-------- Information shown --------

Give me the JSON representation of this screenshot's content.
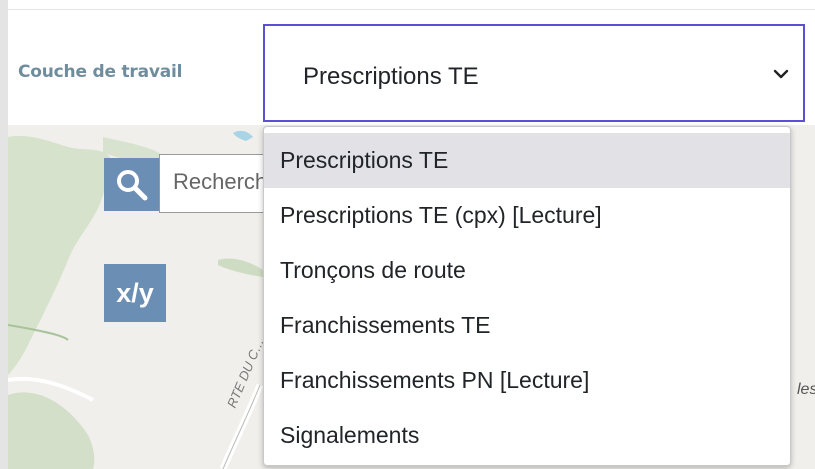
{
  "panel": {
    "label": "Couche de travail"
  },
  "select": {
    "value": "Prescriptions TE",
    "options": [
      "Prescriptions TE",
      "Prescriptions TE (cpx) [Lecture]",
      "Tronçons de route",
      "Franchissements TE",
      "Franchissements PN [Lecture]",
      "Signalements"
    ],
    "chevron_icon": "chevron-down-icon"
  },
  "map": {
    "search_placeholder": "Recherche",
    "search_icon": "search-icon",
    "xy_label": "x/y",
    "road_label": "RTE DU C…",
    "edge_label": "les"
  },
  "colors": {
    "accent_border": "#5b4fd6",
    "map_button": "#6b8eb4",
    "label": "#6f8d9d",
    "selected_option": "#e1e1e6"
  }
}
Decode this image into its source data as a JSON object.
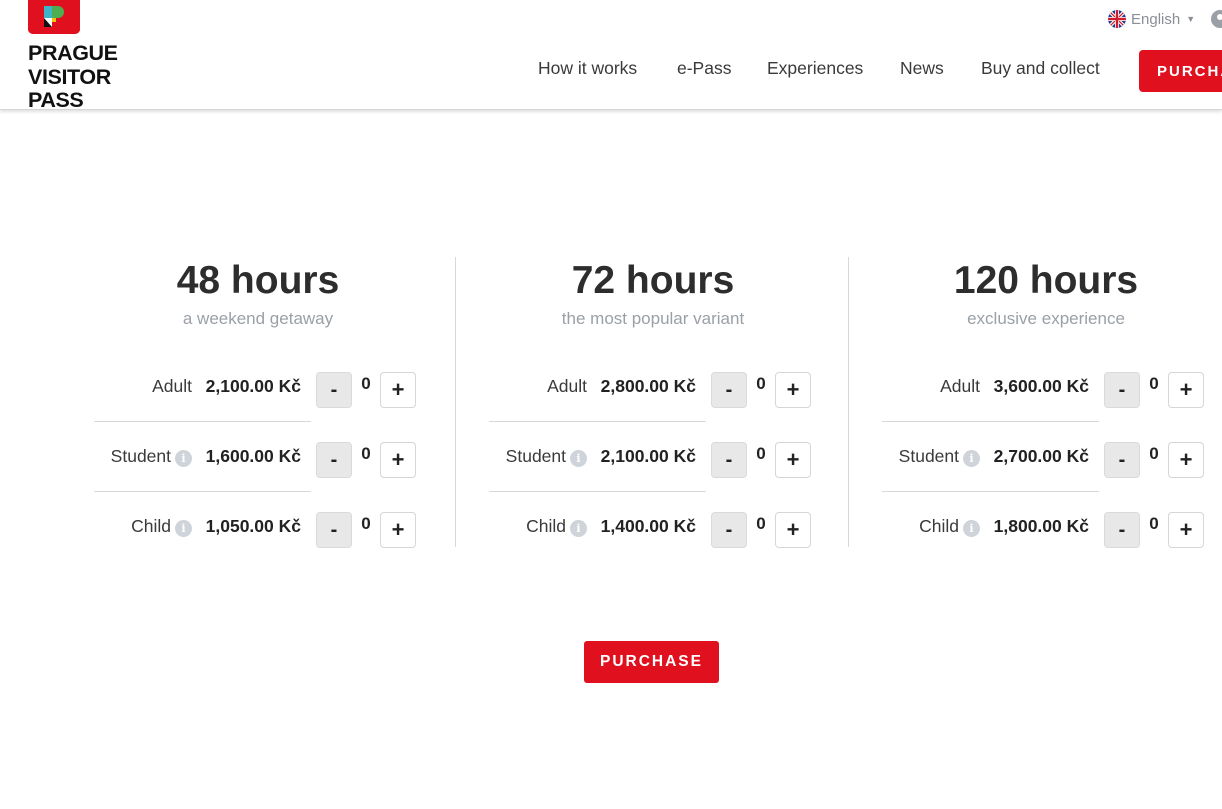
{
  "brand": {
    "logo_lines": [
      "PRAGUE",
      "VISITOR",
      "PASS"
    ],
    "colors": {
      "accent": "#e0101e",
      "mark_blue": "#3db4c8",
      "mark_green": "#4caf50",
      "mark_yellow": "#f4c20d"
    }
  },
  "header": {
    "language": "English",
    "language_icon": "uk-flag-icon",
    "user_icon": "user-icon",
    "nav": [
      "How it works",
      "e-Pass",
      "Experiences",
      "News",
      "Buy and collect"
    ],
    "purchase_label": "PURCHASE"
  },
  "passes": [
    {
      "title": "48 hours",
      "subtitle": "a weekend getaway",
      "rows": [
        {
          "label": "Adult",
          "price": "2,100.00 Kč",
          "qty": "0",
          "info": false
        },
        {
          "label": "Student",
          "price": "1,600.00 Kč",
          "qty": "0",
          "info": true
        },
        {
          "label": "Child",
          "price": "1,050.00 Kč",
          "qty": "0",
          "info": true
        }
      ]
    },
    {
      "title": "72 hours",
      "subtitle": "the most popular variant",
      "rows": [
        {
          "label": "Adult",
          "price": "2,800.00 Kč",
          "qty": "0",
          "info": false
        },
        {
          "label": "Student",
          "price": "2,100.00 Kč",
          "qty": "0",
          "info": true
        },
        {
          "label": "Child",
          "price": "1,400.00 Kč",
          "qty": "0",
          "info": true
        }
      ]
    },
    {
      "title": "120 hours",
      "subtitle": "exclusive experience",
      "rows": [
        {
          "label": "Adult",
          "price": "3,600.00 Kč",
          "qty": "0",
          "info": false
        },
        {
          "label": "Student",
          "price": "2,700.00 Kč",
          "qty": "0",
          "info": true
        },
        {
          "label": "Child",
          "price": "1,800.00 Kč",
          "qty": "0",
          "info": true
        }
      ]
    }
  ],
  "stepper": {
    "minus": "-",
    "plus": "+"
  },
  "info_glyph": "i",
  "purchase_button": "PURCHASE"
}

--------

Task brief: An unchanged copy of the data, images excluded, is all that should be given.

Result of the task:
Give me the JSON representation of this screenshot's content.
{
  "panel": {
    "label": "Couche de travail"
  },
  "select": {
    "value": "Prescriptions TE",
    "options": [
      "Prescriptions TE",
      "Prescriptions TE (cpx) [Lecture]",
      "Tronçons de route",
      "Franchissements TE",
      "Franchissements PN [Lecture]",
      "Signalements"
    ],
    "chevron_icon": "chevron-down-icon"
  },
  "map": {
    "search_placeholder": "Recherche",
    "search_icon": "search-icon",
    "xy_label": "x/y",
    "road_label": "RTE DU C…",
    "edge_label": "les"
  },
  "colors": {
    "accent_border": "#5b4fd6",
    "map_button": "#6b8eb4",
    "label": "#6f8d9d",
    "selected_option": "#e1e1e6"
  }
}
Decode this image into its source data as a JSON object.
{
  "brand": {
    "logo_lines": [
      "PRAGUE",
      "VISITOR",
      "PASS"
    ],
    "colors": {
      "accent": "#e0101e",
      "mark_blue": "#3db4c8",
      "mark_green": "#4caf50",
      "mark_yellow": "#f4c20d"
    }
  },
  "header": {
    "language": "English",
    "language_icon": "uk-flag-icon",
    "user_icon": "user-icon",
    "nav": [
      "How it works",
      "e-Pass",
      "Experiences",
      "News",
      "Buy and collect"
    ],
    "purchase_label": "PURCHASE"
  },
  "passes": [
    {
      "title": "48 hours",
      "subtitle": "a weekend getaway",
      "rows": [
        {
          "label": "Adult",
          "price": "2,100.00 Kč",
          "qty": "0",
          "info": false
        },
        {
          "label": "Student",
          "price": "1,600.00 Kč",
          "qty": "0",
          "info": true
        },
        {
          "label": "Child",
          "price": "1,050.00 Kč",
          "qty": "0",
          "info": true
        }
      ]
    },
    {
      "title": "72 hours",
      "subtitle": "the most popular variant",
      "rows": [
        {
          "label": "Adult",
          "price": "2,800.00 Kč",
          "qty": "0",
          "info": false
        },
        {
          "label": "Student",
          "price": "2,100.00 Kč",
          "qty": "0",
          "info": true
        },
        {
          "label": "Child",
          "price": "1,400.00 Kč",
          "qty": "0",
          "info": true
        }
      ]
    },
    {
      "title": "120 hours",
      "subtitle": "exclusive experience",
      "rows": [
        {
          "label": "Adult",
          "price": "3,600.00 Kč",
          "qty": "0",
          "info": false
        },
        {
          "label": "Student",
          "price": "2,700.00 Kč",
          "qty": "0",
          "info": true
        },
        {
          "label": "Child",
          "price": "1,800.00 Kč",
          "qty": "0",
          "info": true
        }
      ]
    }
  ],
  "stepper": {
    "minus": "-",
    "plus": "+"
  },
  "info_glyph": "i",
  "purchase_button": "PURCHASE"
}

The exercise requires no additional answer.